SOURCE MATERIAL =>
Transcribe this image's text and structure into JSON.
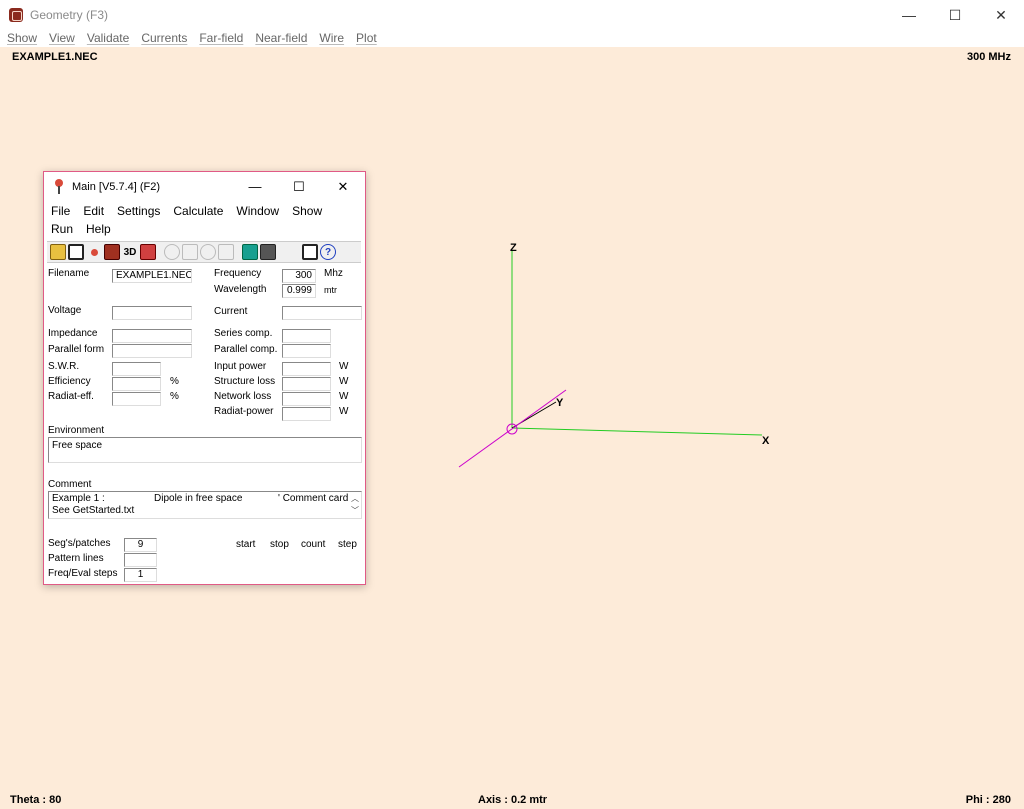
{
  "window": {
    "title": "Geometry   (F3)",
    "controls": {
      "minimize": "—",
      "maximize": "☐",
      "close": "✕"
    }
  },
  "menubar": [
    "Show",
    "View",
    "Validate",
    "Currents",
    "Far-field",
    "Near-field",
    "Wire",
    "Plot"
  ],
  "canvas": {
    "filename": "EXAMPLE1.NEC",
    "frequency": "300 MHz",
    "status": {
      "theta": "Theta : 80",
      "axis": "Axis : 0.2 mtr",
      "phi": "Phi : 280"
    },
    "axes": {
      "x_label": "X",
      "y_label": "Y",
      "z_label": "Z"
    },
    "colors": {
      "x_axis": "#22cc22",
      "y_axis": "#000000",
      "z_axis": "#22cc22",
      "wire": "#cc00cc",
      "background": "#fdebd9"
    }
  },
  "main": {
    "title": "Main [V5.7.4]  (F2)",
    "controls": {
      "minimize": "—",
      "maximize": "☐",
      "close": "✕"
    },
    "menu": [
      "File",
      "Edit",
      "Settings",
      "Calculate",
      "Window",
      "Show",
      "Run",
      "Help"
    ],
    "toolbar": [
      "open-folder-icon",
      "copy-icon",
      "antenna-icon",
      "cube-icon",
      "3d-icon",
      "edit-icon",
      "help-ring-icon",
      "pattern-icon",
      "nearfield-icon",
      "optimize-icon",
      "calculator-icon",
      "grid-icon",
      "zoom-icon",
      "book-icon",
      "help-icon"
    ],
    "toolbar_labels": {
      "three_d": "3D",
      "question": "?"
    },
    "labels": {
      "filename": "Filename",
      "frequency": "Frequency",
      "frequency_unit": "Mhz",
      "wavelength": "Wavelength",
      "wavelength_unit": "mtr",
      "voltage": "Voltage",
      "current": "Current",
      "impedance": "Impedance",
      "series_comp": "Series comp.",
      "parallel_form": "Parallel form",
      "parallel_comp": "Parallel comp.",
      "swr": "S.W.R.",
      "input_power": "Input power",
      "efficiency": "Efficiency",
      "structure_loss": "Structure loss",
      "radiat_eff": "Radiat-eff.",
      "network_loss": "Network loss",
      "radiat_power": "Radiat-power",
      "percent": "%",
      "watt": "W",
      "environment": "Environment",
      "comment": "Comment",
      "segs": "Seg's/patches",
      "pattern_lines": "Pattern lines",
      "freq_steps": "Freq/Eval steps",
      "start": "start",
      "stop": "stop",
      "count": "count",
      "step": "step"
    },
    "values": {
      "filename": "EXAMPLE1.NEC",
      "frequency": "300",
      "wavelength": "0.999",
      "environment": "Free space",
      "comment_line1_a": "Example 1 :",
      "comment_line1_b": "Dipole in free space",
      "comment_line1_c": "' Comment card",
      "comment_line2": "See GetStarted.txt",
      "segs": "9",
      "freq_steps": "1"
    }
  }
}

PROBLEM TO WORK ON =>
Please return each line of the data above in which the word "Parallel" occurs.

WRITTEN SOLUTION =>
      "parallel_form": "Parallel form",
      "parallel_comp": "Parallel comp.",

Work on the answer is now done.